Scientific Approach

The Seychelles Child Development Study (SCDS) started in the mid-1980s and now includes several large cohorts of children whose mothers consumed fish frequently during their pregnancy. The study objective has always been to determine if prenatal MeHg exposure from fish consumption has adverse effects on the children’s neurodevelopment.

Another objective has been to document child development in the Seychelles. The Seychelles was selected because fish consumption in the islands was high and indeed the mothers who were enrolled consumed more than 8 meals containing fish per week. The Seychelles also presented several advantages for an epidemiology study looking for subtle differences in developmental outcomes. These included being a Westernized developing nation; the initiation in about 1978 of a universal, readily accessible and free system of health care and education; limited industrial development with no local sources of pollution; and low alcohol consumption among women. Mercury exposure has been measured in maternal hair growing during pregnancy and in child hair at various points after birth.  

The Pilot cohort is comprised of 789 children who joined the study in 1986 and who have been intermittently followed for child development ever since. The Main cohort was recruited in 1989 and is comprised of 779 children. This cohort has been tested for developmental outcomes at 6, 19, and 29 months and again at 5.5, 9, 10.5, 17, 19, 22 and 24 years of age.

A subsequent Nutrition cohort (NC 1) was developed to test the hypothesis that nutrient and dietary status of the mother during pregnancy modulates the neurotoxicity of methylmercury. In 2001, a cohort of 300 mothers was enrolled during their first trimester of pregnancy. At enrollment and delivery we obtained hair and blood from the mothers for Hg analysis and cord blood from the infants. A variety of nutritional factors that might influence child development were measured in the mother’s blood. Child development of the offspring was tested at 5, 9, 25, and 30 months, and at 5, 8 and 10 years of age.
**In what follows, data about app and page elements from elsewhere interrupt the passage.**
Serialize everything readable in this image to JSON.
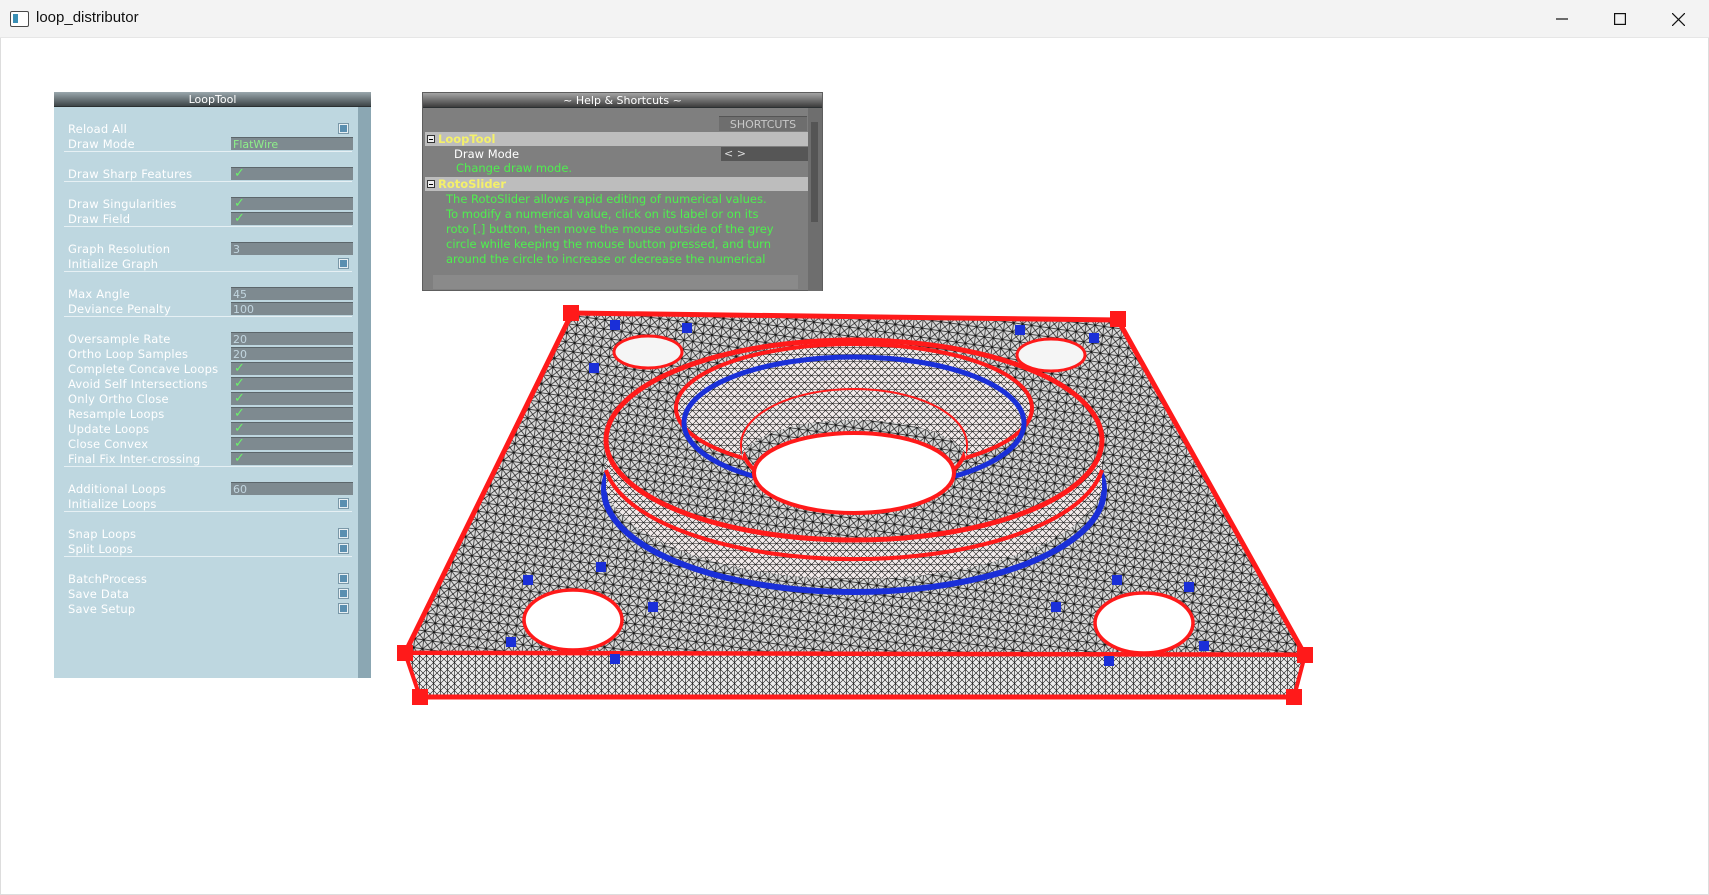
{
  "window": {
    "title": "loop_distributor",
    "controls": {
      "minimize": "minimize",
      "maximize": "maximize",
      "close": "close"
    }
  },
  "looptool": {
    "title": "LoopTool",
    "rows": [
      {
        "label": "Reload All",
        "kind": "button"
      },
      {
        "label": "Draw Mode",
        "kind": "value",
        "value": "FlatWire",
        "green": true
      },
      {
        "label": "Draw Sharp Features",
        "kind": "check"
      },
      {
        "label": "Draw Singularities",
        "kind": "check"
      },
      {
        "label": "Draw Field",
        "kind": "check"
      },
      {
        "label": "Graph Resolution",
        "kind": "value",
        "value": "3"
      },
      {
        "label": "Initialize Graph",
        "kind": "button"
      },
      {
        "label": "Max Angle",
        "kind": "value",
        "value": "45"
      },
      {
        "label": "Deviance Penalty",
        "kind": "value",
        "value": "100"
      },
      {
        "label": "Oversample Rate",
        "kind": "value",
        "value": "20"
      },
      {
        "label": "Ortho Loop Samples",
        "kind": "value",
        "value": "20"
      },
      {
        "label": "Complete Concave Loops",
        "kind": "check"
      },
      {
        "label": "Avoid Self Intersections",
        "kind": "check"
      },
      {
        "label": "Only Ortho Close",
        "kind": "check"
      },
      {
        "label": "Resample Loops",
        "kind": "check"
      },
      {
        "label": "Update Loops",
        "kind": "check"
      },
      {
        "label": "Close Convex",
        "kind": "check"
      },
      {
        "label": "Final Fix Inter-crossing",
        "kind": "check"
      },
      {
        "label": "Additional Loops",
        "kind": "value",
        "value": "60"
      },
      {
        "label": "Initialize Loops",
        "kind": "button"
      },
      {
        "label": "Snap Loops",
        "kind": "button"
      },
      {
        "label": "Split Loops",
        "kind": "button"
      },
      {
        "label": "BatchProcess",
        "kind": "button"
      },
      {
        "label": "Save Data",
        "kind": "button"
      },
      {
        "label": "Save Setup",
        "kind": "button"
      }
    ],
    "check_mark": "✓"
  },
  "help": {
    "title": "~ Help & Shortcuts ~",
    "shortcuts_header": "SHORTCUTS",
    "sections": [
      {
        "name": "LoopTool",
        "items": [
          {
            "label": "Draw Mode",
            "key": "< >",
            "desc": "Change draw mode."
          }
        ]
      },
      {
        "name": "RotoSlider",
        "desc_lines": [
          "The RotoSlider allows rapid editing of numerical values.",
          "To modify a numerical value, click on its label or on its",
          "roto [.] button, then move the mouse outside of the grey",
          "circle while keeping the mouse button pressed, and turn",
          "around the circle to increase or decrease the numerical"
        ]
      }
    ]
  },
  "colors": {
    "loop_red": "#ff1a1a",
    "loop_blue": "#1a2fd8",
    "mesh_dark": "#141414",
    "mesh_light": "#e8e8e8",
    "check_green": "#6cf26c",
    "help_green": "#4ef04e",
    "section_yellow": "#f4f06a"
  }
}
Most recently, a second Nutrition cohort (NC 2) was enrolled to follow up on findings from the NC 1 cohort. The larger cohort was needed to test the hypothesis that certain micronutrients in fish may be beneficial for child development and protective against the neurotoxic effects of methylmercury. Between 2008 and 2011, a cohort of over 1,500 mothers was enrolled during pregnancy. Similar to the NC 1 cohort, hair and blood were obtained from mothers and cord blood from the infants for the analysis of Hg and various nutritional and genetic factors that might influence child development and / or methylmercury toxicity. The cohort has been tested for developmental outcomes at 20 months and 7 years of age.

Current efforts are underway to enrich the biorepository and outcomes database for our various cohorts for future studies of underlying mechanisms of the impact of fish consumption on health and development. We will be re-evaluating the Main cohort and their mothers to establish baseline data for novel prospective studies of MeHg toxicity across the life course. The Main cohort participants (at approximately 30 years of age) and their mothers (at approximately 55 years of age) will be re-enrolled with hair and blood samples collected. Data on medical history, health behaviors, sociodemographic determinants of health, and fish consumption will be updated. We will also assess the mothers for physical functioning. Furthermore, we will re-examine NC2 participants at about age 13 years and collect information on sociodemographic determinants, health behaviors, anthropometrics measures, school performance and fish consumption, along with the collection of blood and hair samples.